The role of insulin-like growth factor I components in the regulation of vitamin D

Curr Pharm Biotechnol. 2006 Apr;7(2):125-32. doi: 10.2174/138920106776597621.

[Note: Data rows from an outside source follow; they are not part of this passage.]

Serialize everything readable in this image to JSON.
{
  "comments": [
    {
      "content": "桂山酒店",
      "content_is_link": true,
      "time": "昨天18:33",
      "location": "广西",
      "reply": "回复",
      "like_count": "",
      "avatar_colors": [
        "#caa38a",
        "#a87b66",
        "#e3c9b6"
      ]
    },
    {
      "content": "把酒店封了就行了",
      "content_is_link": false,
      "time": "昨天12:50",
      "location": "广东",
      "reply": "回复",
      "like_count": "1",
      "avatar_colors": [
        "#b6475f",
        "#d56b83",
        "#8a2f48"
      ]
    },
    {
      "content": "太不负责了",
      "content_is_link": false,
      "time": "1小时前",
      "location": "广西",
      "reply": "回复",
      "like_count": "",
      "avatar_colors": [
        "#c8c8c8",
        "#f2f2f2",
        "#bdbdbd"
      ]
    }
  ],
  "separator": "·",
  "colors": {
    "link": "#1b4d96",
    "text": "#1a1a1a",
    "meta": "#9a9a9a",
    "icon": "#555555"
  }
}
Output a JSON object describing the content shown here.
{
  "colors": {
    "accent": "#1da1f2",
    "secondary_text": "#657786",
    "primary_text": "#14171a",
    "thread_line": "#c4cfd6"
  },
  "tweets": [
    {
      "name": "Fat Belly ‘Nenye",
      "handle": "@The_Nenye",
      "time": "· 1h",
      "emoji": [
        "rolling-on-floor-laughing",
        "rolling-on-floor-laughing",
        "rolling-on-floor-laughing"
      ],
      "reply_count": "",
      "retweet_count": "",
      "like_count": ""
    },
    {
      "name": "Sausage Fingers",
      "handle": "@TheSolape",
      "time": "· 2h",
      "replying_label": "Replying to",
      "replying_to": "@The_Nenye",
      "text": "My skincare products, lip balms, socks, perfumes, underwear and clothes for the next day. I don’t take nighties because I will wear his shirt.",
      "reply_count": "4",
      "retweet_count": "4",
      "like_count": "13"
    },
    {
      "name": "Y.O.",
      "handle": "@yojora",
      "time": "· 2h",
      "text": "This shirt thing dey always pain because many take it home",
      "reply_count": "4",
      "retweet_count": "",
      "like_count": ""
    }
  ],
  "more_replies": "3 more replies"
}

Several factors are known to be involved in the regulation of vitamin D and sunlight and diet are the two sources in humans, but the relative importance of each of them is not well defined. Vitamin D, parathyroid hormone and serum insulin-like growth factor-I (IGF-I) were found to be independent predictors of total bone density. Thus, the growth hormone (GH)/IGF-I is thought to play an important role in the regulation of bone mineral density and the skeleton is second only to the liver as a source of circulating levels of IGF-I. The mechanisms by which IGF-I may influence bone metabolism is not fully understood but they are a predictor of bone mass density and are positively associated with vitamin D concentrations. There is a physiological decline of the GH/IGF axis with ageing. The high affinity IGF-binding proteins (IGFBP-I to 6) have also been involved in IGF-I regulation, and it is important to include the IGF-independent properties, particularly those of IGFBP3 that may be involved in the osteoblastic differentiation observed in human bone marrow stromal cell cultures. These hormones have been shown to up regulate each other. 1,25-(OH) D(3) has been shown to promote the action of IGF-I by increasing IGF-I receptors and IGF-I can also elevate 1,25-(OH) D(3) concentrations by stimulating the hydroxylation of 25-(OH) D(3) in the active 1,25-(OH) D(3) hormone. Both GH and IGF-I significantly increased renal 1alpha-hydroxylase expression and serum 1, 25-(OH) D(3) concentrations. In prostate cells, 1,25-(OH) D(3) is growth inhibitory for many established cell lines and the role of IGFBPs, especially IGFBP-3, can be growth inhibitory or stimulatory and IGFBP-3 expression increases in response to 1,25-(OH) D(3), or its analogs, in established prostate cancer cell lines. Body fat is inversely associated with 25-(OH) D(3) in relation to with anthropometric measures, indicating a specific role of adipose tissue. IGF-I may be involved in both normal and abnormal fetal growth and stimulation of IGF-I synthesis during normal pregnancy may be associated with an increase in GH production by the placenta. Thus, maternal and umbilical cord serum IGF-I and 1,25-(OH) D(3) concentrations are lower in preeclampsia and umbilical cord serum IGF-I, IGFBP-1 and IGFBP-3 concentrations are associated with low newborn birth weights.

Publication types

  • Research Support, Non-U.S. Gov't
  • Review

MeSH terms

  • Animals
  • Body Composition / physiology
  • Humans
  • Insulin-Like Growth Factor I / physiology*
  • Obesity / physiopathology
  • Receptor, IGF Type 1 / physiology
  • Vitamin D / biosynthesis*
  • Vitamin D / metabolism
  • Vitamin D / physiology


  • Vitamin D
  • Insulin-Like Growth Factor I
  • Receptor, IGF Type 1